Premature Ventricular Contractions
Also known as: PVCs
What are premature ventricular contractions (PVCs)?
The ventricles are the lower chambers of the heart. When these chambers experience extra heartbeats that cause problems for a person’s overall heart rate, this is known as a premature ventricular contraction.
What causes premature ventricular contractions?
The exact cause of premature ventricular contractions isn’t entirely clear. It can occur along with other heart diseases, the use of alcohol or drugs, injury to the heart of blood vessels, high blood pressure, medications or certain chemical changes in the body.
What are the symptoms of premature ventricular contractions?
Premature ventricular contractions may not cause any symptoms. In some cases, they can cause the chest to pound, jump, flutter or just make the heartbeat more noticeable in other unusual ways.
What are premature ventricular contractions care options?

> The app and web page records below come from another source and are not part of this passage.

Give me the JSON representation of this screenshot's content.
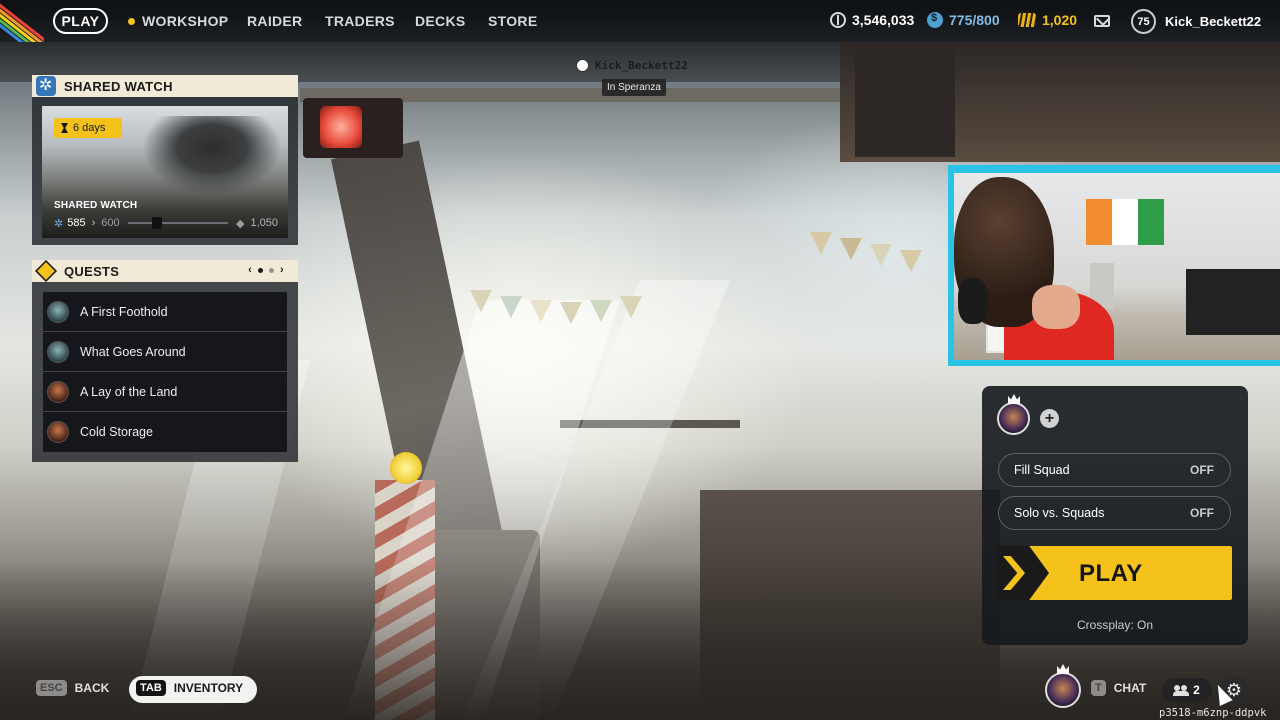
{
  "topnav": {
    "play": "PLAY",
    "items": [
      "WORKSHOP",
      "RAIDER",
      "TRADERS",
      "DECKS",
      "STORE"
    ],
    "currency_coins": "3,546,033",
    "currency_tokens": "775/800",
    "currency_gold": "1,020",
    "level": "75",
    "username": "Kick_Beckett22"
  },
  "player_tag": {
    "name": "Kick_Beckett22",
    "location": "In Speranza"
  },
  "shared_watch": {
    "header": "SHARED WATCH",
    "days": "6  days",
    "label": "SHARED WATCH",
    "current": "585",
    "next": "600",
    "goal": "1,050"
  },
  "quests": {
    "header": "QUESTS",
    "prev": "‹",
    "next": "›",
    "items": [
      {
        "title": "A First Foothold",
        "avatar": "teal"
      },
      {
        "title": "What Goes Around",
        "avatar": "teal"
      },
      {
        "title": "A Lay of the Land",
        "avatar": "red"
      },
      {
        "title": "Cold Storage",
        "avatar": "red"
      }
    ]
  },
  "squad": {
    "add": "+",
    "fill_squad_label": "Fill Squad",
    "fill_squad_value": "OFF",
    "solo_label": "Solo vs. Squads",
    "solo_value": "OFF",
    "play_label": "PLAY",
    "crossplay": "Crossplay: On"
  },
  "bottom": {
    "esc_key": "ESC",
    "back": "BACK",
    "tab_key": "TAB",
    "inventory": "INVENTORY",
    "chat_key": "T",
    "chat": "CHAT",
    "friends_count": "2",
    "session_id": "p3518-m6znp-ddpvk"
  },
  "colors": {
    "accent": "#f5c21b",
    "webcam_border": "#29c3e6",
    "panel_header": "#f1ead6"
  }
}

Avoiding triggers like drugs or alcohol can help some with premature ventricular contractions. Certain medications can also help regulate the heart rate or treat conditions that contribute to premature ventricular contractions. A medical procedure called radiofrequency catheter ablation can also help with premature ventricular contractions. For the most serious arrhythmias, an ICD (implantable cardioverter-defibrillator) may be required.
Reviewed by: Anthony F. Rossi, MD
This page was last updated on: 6/12/2018 1:55:53 PM
The Heart Program at Nicklaus Children’s Hospital provides electrocardiogram (EKG) screenings to children and young adults in the community at no cost. The focus of this program is to create awareness on the importance of pediatric heart screenings in an effort to identify children at risk of sudden cardiac arrest (SCA). The use of an electrocardiogram (EKG) is critical to help diagnose asymptomatic heart defects that may not otherwise be detected in a routine physical. Learn more.